  13. Hannon B, Stein RG, Segal BZ, Serber D. Energy and labor in the construction sector. Science. 1978 Nov 24;202(4370):837-47.
  14. Nässén J, Holmberg J, Wadeskog A, Nyman M. Direct and indirect energy use and carbon emissions in the production phase of buildings: an input–output analysis. Energy. 2007 Sep 30;32(9):1593-602.
  15. Langston YL, Langston CA. Reliability of building embodied energy modelling: an analysis of 30 Melbourne case studies. Construction Management and Economics. 2008 Feb 1;26(2):147-60.
  16. Miller A. Embodied Energy–A life-cycle of transportation energy embodied in construction materials. InCOBRA 2001, Proceedings of the RICS Foundation Construction and Building Research Conference 2001.
  17. Basbagill J, Flager F, Lepech M, Fischer M. Application of life-cycle assessment to early stage building design for reduced embodied environmental impacts. Building and Environment. 2013 Feb 28;60:81-92.

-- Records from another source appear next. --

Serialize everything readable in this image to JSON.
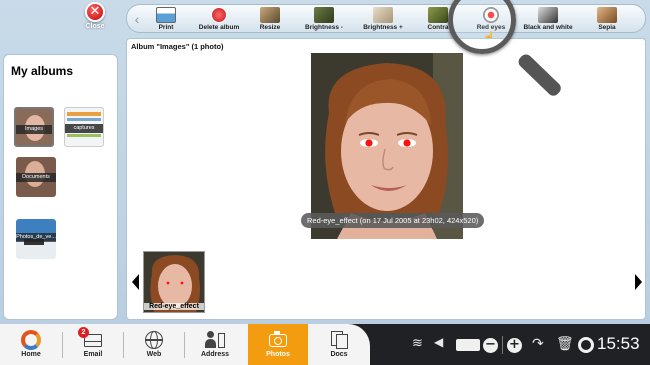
{
  "close": {
    "icon": "x-icon",
    "label": "Close"
  },
  "toolbar": {
    "back_icon": "chevron-left-icon",
    "tools": [
      {
        "id": "print",
        "label": "Print",
        "icon": "printer-icon",
        "color": "#5aa0d8"
      },
      {
        "id": "delete-album",
        "label": "Delete album",
        "icon": "delete-icon",
        "color": "#d03030"
      },
      {
        "id": "resize",
        "label": "Resize",
        "icon": "resize-icon",
        "color": "#7a6a48"
      },
      {
        "id": "brightness-minus",
        "label": "Brightness -",
        "icon": "brightness-down-icon",
        "color": "#5a6a3a"
      },
      {
        "id": "brightness-plus",
        "label": "Brightness +",
        "icon": "brightness-up-icon",
        "color": "#b7a68a"
      },
      {
        "id": "contrast",
        "label": "Contra",
        "icon": "contrast-icon",
        "color": "#6a7a3a"
      },
      {
        "id": "red-eyes",
        "label": "Red eyes",
        "icon": "red-eye-icon",
        "color": "#c02020"
      },
      {
        "id": "black-and-white",
        "label": "Black and white",
        "icon": "black-white-icon",
        "color": "#666666"
      },
      {
        "id": "sepia",
        "label": "Sepia",
        "icon": "sepia-icon",
        "color": "#a06a30"
      }
    ]
  },
  "sidebar": {
    "title": "My albums",
    "albums": [
      {
        "label": "Images",
        "selected": true
      },
      {
        "label": "captures",
        "selected": false
      },
      {
        "label": "Documents",
        "selected": false
      },
      {
        "label": "Photos_de_ve...",
        "selected": false
      }
    ]
  },
  "main": {
    "album_title": "Album \"Images\" (1 photo)",
    "caption": "Red-eye_effect (on 17 Jul 2005 at 23h02, 424x520)",
    "thumb_label": "Red-eye_effect"
  },
  "taskbar": {
    "apps": [
      {
        "label": "Home",
        "icon": "home-icon",
        "active": false
      },
      {
        "label": "Email",
        "icon": "email-icon",
        "active": false,
        "badge": "2"
      },
      {
        "label": "Web",
        "icon": "globe-icon",
        "active": false
      },
      {
        "label": "Address",
        "icon": "address-book-icon",
        "active": false
      },
      {
        "label": "Photos",
        "icon": "camera-icon",
        "active": true
      },
      {
        "label": "Docs",
        "icon": "docs-icon",
        "active": false
      }
    ],
    "clock": "15:53"
  },
  "colors": {
    "accent": "#f39c0f",
    "taskbar": "#1f2125",
    "close": "#d01010"
  }
}
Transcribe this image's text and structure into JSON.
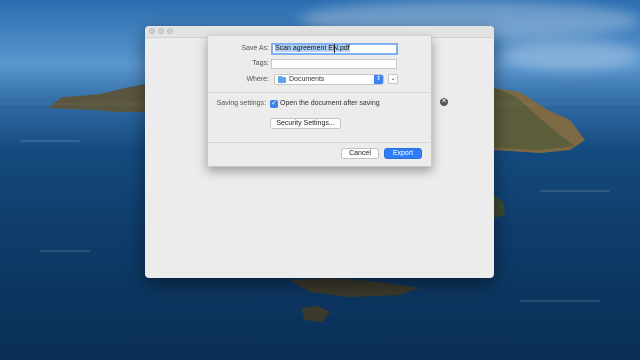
{
  "save_dialog": {
    "save_as": {
      "label": "Save As:",
      "value": "Scan agreement EN.pdf"
    },
    "tags": {
      "label": "Tags:",
      "value": ""
    },
    "where": {
      "label": "Where:",
      "value": "Documents",
      "icon": "folder-icon"
    },
    "saving_settings": {
      "label": "Saving settings:",
      "open_after_saving": {
        "label": "Open the document after saving",
        "checked": true
      }
    },
    "security_settings_label": "Security Settings...",
    "cancel_label": "Cancel",
    "export_label": "Export"
  },
  "colors": {
    "accent": "#2f7cf6",
    "selection": "#b4d3f7"
  }
}
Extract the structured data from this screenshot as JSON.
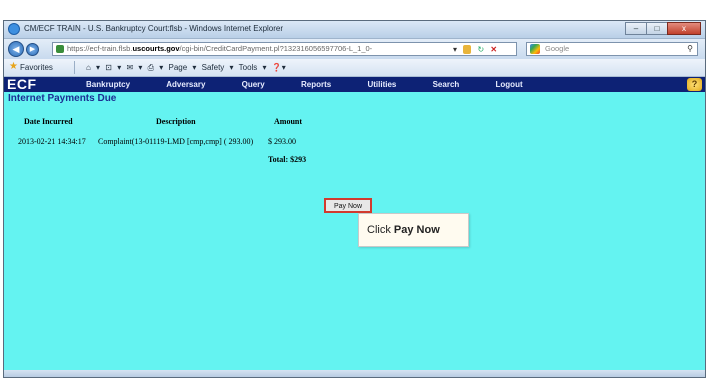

  18. Gluch P, Baumann H. The life cycle costing (LCC) approach: a conceptual discussion of its usefulness for environmental decision-making. Building and environment. 2004 May 31;39(5):571-80.
  19. Schlueter A, Thesseling F. Building information model based energy/exergy performance assessment in early design stages. Automation in construction. 2009 Mar 31;18(2):153-63.
  20. Ariyaratne CI, Moncaster AM. Stand-alone calculation tools are not the answer to embodied carbon assessment. Energy Procedia. 2014 Dec 31;62:150-9.
  21. Motawa I, Carter K. Sustainable BIM-based evaluation of buildings. Procedia-Social and Behavioral Sciences. 2013 Mar 29;74:419-28.
  22. Capper G, Matthews J, Lockley S. Incorporating embodied energy in the BIM process.
  23. Koonath Surendran S, Rolvink A, Coenders JL, Welleman JW, Den Hollander JP, Hoekstra Bonnema B. Embodied energy optimization tool. InProceedings of the International Association for Shell and Spatial Structures (IASS) Symposium" Future Visions", Amsterdam, The Netherlands, 17-20 August 2015 2015 Dec 31. KIVI.
  24. Embodied Carbon and Energy Efficiency Tool | CORE studio [Internet]. 2016 [cited 11 October 2016]. Available from:
  25. Hammond G, Jones C, Lowrie F, Tse P. Inventory of carbon & energy: ICE. Bath: Sustainable Energy Research Team, Department of Mechanical Engineering, University of Bath; 2008.
  26. Lebel GG, Kane H. Sustainable development: a guide to our common future; the report of the WCED.
  27. Foster JS, Greeno R, Harington R. Structure and fabric. Pearson Education; 2007.
  28. Tool F. Ontwerptool voor de beoordeling van constructieve alternatieven op duurzaamheid (Doctoral dissertation, TU Delft, Delft University of Technology).
  29. CORE Studio. Carbon Calculator Interface [Internet]. 2016 [cited 2 November 2016]. Available from:
Index Terms

Computer Science
Information Sciences


Embodied energy embodied carbon conceptual stage simulation computational tool design optimization